■ Aim of the task: Go through the records and tally the lines that include the word "第一份合同". The answer is that total alone.

───── Task inputs

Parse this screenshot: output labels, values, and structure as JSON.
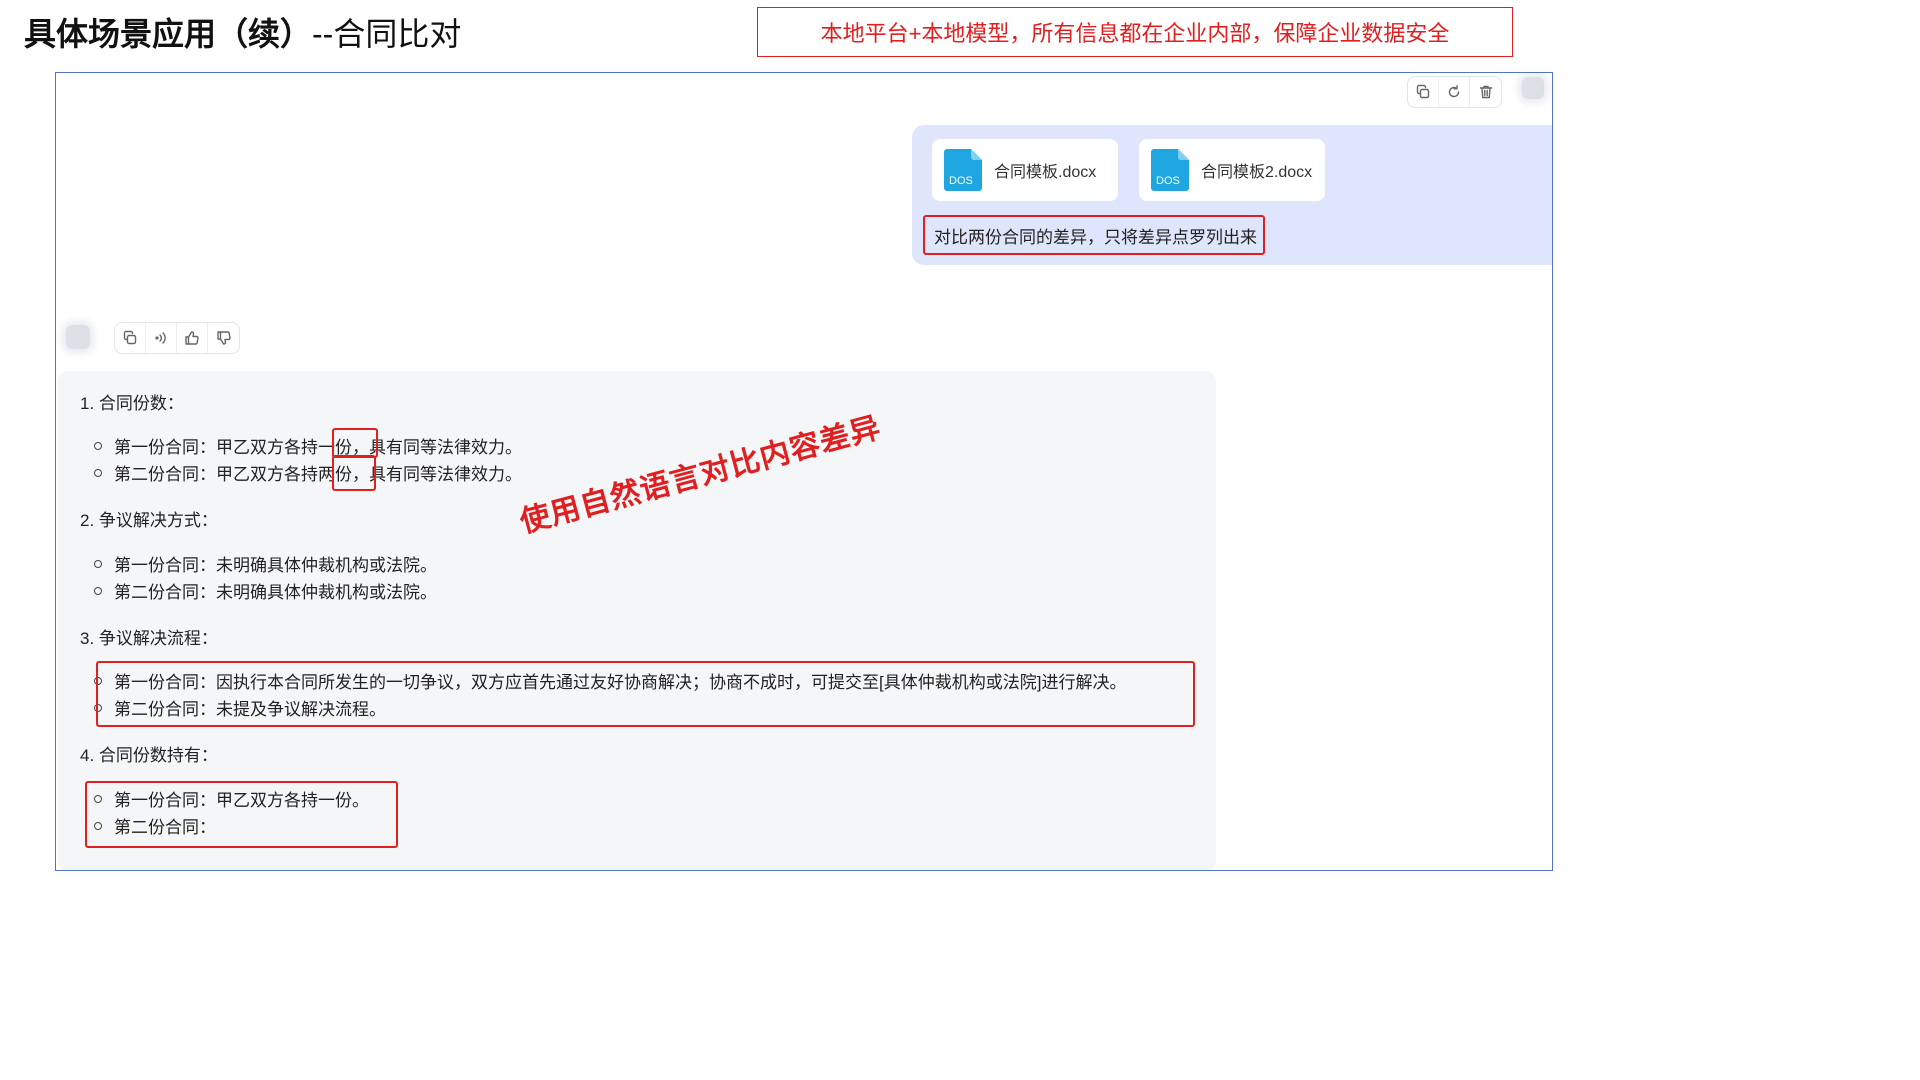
{
  "slide": {
    "title_main": "具体场景应用（续）",
    "title_sub": "--合同比对",
    "note": "本地平台+本地模型，所有信息都在企业内部，保障企业数据安全",
    "overlay_note": "使用自然语言对比内容差异"
  },
  "user_message": {
    "files": [
      {
        "name": "合同模板.docx",
        "icon_label": "DOS",
        "icon": "word-doc-icon"
      },
      {
        "name": "合同模板2.docx",
        "icon_label": "DOS",
        "icon": "word-doc-icon"
      }
    ],
    "prompt": "对比两份合同的差异，只将差异点罗列出来",
    "toolbar": [
      "copy-icon",
      "regenerate-icon",
      "delete-icon"
    ]
  },
  "ai_message": {
    "toolbar": [
      "copy-icon",
      "speaker-icon",
      "thumbs-up-icon",
      "thumbs-down-icon"
    ],
    "sections": [
      {
        "title": "1. 合同份数：",
        "items": [
          {
            "prefix": "第一份合同：甲乙双方各持",
            "highlight": "一份",
            "suffix": "，具有同等法律效力。"
          },
          {
            "prefix": "第二份合同：甲乙双方各持",
            "highlight": "两份",
            "suffix": "，具有同等法律效力。"
          }
        ]
      },
      {
        "title": "2. 争议解决方式：",
        "items": [
          {
            "text": "第一份合同：未明确具体仲裁机构或法院。"
          },
          {
            "text": "第二份合同：未明确具体仲裁机构或法院。"
          }
        ]
      },
      {
        "title": "3. 争议解决流程：",
        "items": [
          {
            "text": "第一份合同：因执行本合同所发生的一切争议，双方应首先通过友好协商解决；协商不成时，可提交至[具体仲裁机构或法院]进行解决。"
          },
          {
            "text": "第二份合同：未提及争议解决流程。"
          }
        ]
      },
      {
        "title": "4. 合同份数持有：",
        "items": [
          {
            "text": "第一份合同：甲乙双方各持一份。"
          },
          {
            "text": "第二份合同："
          }
        ]
      }
    ]
  },
  "colors": {
    "accent_red": "#e02020",
    "window_border": "#4f74c8",
    "user_bubble": "#dfe6fb",
    "answer_bg": "#f5f6f8",
    "doc_icon": "#1fa6e0"
  }
}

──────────

■ Written answer: 4